── Provided data ──

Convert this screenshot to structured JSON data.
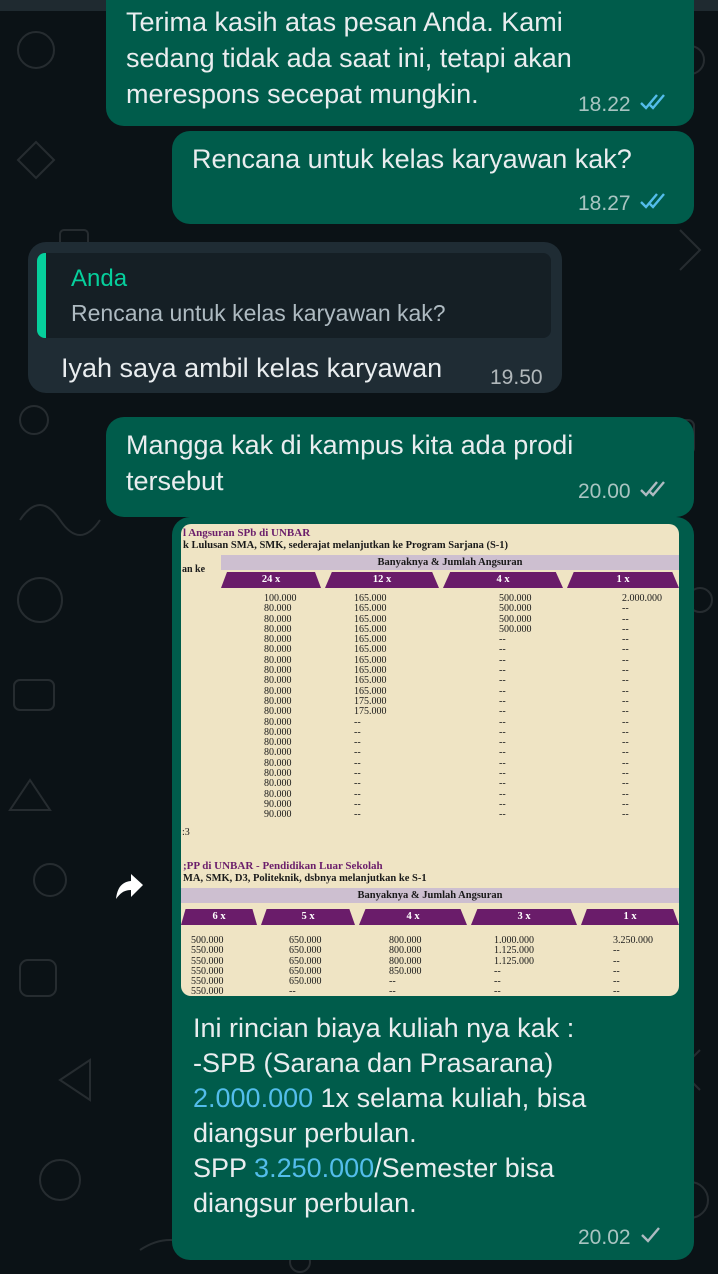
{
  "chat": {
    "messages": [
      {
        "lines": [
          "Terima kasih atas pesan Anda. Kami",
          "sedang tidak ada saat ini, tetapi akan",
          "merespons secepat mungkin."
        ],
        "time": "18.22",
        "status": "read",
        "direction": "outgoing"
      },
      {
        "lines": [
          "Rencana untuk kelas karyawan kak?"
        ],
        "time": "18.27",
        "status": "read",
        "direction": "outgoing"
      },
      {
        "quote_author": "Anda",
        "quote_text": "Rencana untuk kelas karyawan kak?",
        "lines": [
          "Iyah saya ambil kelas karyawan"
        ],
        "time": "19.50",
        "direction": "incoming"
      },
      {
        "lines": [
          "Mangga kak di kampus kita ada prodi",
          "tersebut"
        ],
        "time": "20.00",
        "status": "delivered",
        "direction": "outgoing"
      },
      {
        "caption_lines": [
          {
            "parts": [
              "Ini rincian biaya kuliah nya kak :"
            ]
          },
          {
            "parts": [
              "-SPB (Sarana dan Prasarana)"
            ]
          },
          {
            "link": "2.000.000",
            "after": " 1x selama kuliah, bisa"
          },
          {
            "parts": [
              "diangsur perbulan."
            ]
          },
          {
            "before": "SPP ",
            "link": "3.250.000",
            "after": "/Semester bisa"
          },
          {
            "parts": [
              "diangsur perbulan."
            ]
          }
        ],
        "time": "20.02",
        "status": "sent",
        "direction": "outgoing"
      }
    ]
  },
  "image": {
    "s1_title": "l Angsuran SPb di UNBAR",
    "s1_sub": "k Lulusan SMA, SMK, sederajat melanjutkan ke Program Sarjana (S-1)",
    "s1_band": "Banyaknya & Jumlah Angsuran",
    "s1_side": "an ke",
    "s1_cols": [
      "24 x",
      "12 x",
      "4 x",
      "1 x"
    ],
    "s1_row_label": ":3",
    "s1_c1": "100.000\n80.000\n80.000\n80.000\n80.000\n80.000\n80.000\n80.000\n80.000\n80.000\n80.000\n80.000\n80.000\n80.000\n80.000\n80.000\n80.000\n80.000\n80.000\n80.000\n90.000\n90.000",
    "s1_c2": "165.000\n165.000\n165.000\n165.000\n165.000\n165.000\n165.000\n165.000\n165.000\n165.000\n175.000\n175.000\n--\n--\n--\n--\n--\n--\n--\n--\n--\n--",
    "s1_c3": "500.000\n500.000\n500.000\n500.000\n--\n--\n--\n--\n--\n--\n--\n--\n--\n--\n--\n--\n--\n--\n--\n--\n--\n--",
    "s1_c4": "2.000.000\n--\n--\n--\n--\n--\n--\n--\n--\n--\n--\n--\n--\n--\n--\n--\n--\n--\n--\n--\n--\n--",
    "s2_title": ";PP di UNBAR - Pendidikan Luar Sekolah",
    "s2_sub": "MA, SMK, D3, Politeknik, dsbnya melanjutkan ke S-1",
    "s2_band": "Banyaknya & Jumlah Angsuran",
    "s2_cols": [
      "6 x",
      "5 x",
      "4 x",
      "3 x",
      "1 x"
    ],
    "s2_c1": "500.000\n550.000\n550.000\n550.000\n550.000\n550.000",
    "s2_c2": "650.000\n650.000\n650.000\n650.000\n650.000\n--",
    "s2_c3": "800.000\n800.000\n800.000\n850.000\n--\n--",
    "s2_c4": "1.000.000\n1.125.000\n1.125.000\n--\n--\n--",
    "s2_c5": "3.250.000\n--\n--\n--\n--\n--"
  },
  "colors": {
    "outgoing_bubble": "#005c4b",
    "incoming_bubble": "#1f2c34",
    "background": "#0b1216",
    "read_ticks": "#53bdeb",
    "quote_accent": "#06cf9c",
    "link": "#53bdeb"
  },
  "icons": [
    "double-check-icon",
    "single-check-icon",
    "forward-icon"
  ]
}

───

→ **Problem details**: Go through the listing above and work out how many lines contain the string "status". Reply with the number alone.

→ **Problem solution**: 4